[App and web page records]
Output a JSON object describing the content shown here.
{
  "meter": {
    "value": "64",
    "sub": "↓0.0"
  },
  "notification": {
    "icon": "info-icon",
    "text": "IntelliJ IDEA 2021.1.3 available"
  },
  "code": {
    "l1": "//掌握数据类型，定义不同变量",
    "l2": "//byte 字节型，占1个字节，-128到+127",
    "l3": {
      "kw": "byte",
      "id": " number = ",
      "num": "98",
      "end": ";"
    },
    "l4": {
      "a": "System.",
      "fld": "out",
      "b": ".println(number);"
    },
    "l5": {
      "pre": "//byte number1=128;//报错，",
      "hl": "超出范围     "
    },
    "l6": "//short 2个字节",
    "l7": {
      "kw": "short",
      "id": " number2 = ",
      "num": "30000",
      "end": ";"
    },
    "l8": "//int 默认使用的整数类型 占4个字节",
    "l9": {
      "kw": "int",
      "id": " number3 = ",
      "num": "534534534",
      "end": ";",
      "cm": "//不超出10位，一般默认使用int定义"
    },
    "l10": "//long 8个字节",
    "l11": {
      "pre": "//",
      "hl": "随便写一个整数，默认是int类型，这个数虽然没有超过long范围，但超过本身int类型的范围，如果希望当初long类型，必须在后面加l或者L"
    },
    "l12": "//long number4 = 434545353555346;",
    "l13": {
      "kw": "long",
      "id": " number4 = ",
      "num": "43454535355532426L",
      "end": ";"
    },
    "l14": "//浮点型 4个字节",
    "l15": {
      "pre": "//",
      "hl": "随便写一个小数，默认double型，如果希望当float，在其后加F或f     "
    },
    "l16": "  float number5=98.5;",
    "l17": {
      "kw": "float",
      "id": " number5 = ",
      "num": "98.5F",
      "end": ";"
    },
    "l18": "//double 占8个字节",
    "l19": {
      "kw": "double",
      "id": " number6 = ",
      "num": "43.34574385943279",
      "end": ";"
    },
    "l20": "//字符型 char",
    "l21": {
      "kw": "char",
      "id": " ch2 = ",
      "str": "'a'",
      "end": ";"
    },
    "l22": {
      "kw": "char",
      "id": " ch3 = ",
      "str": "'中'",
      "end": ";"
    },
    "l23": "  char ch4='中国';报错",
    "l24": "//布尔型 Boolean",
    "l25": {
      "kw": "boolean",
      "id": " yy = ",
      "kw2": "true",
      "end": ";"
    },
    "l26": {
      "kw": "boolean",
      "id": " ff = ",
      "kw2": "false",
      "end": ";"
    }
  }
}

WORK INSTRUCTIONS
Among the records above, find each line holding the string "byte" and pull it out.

WRITTEN RESPONSE
    "l2": "//byte 字节型，占1个字节，-128到+127",
      "kw": "byte",
      "pre": "//byte number1=128;//报错，",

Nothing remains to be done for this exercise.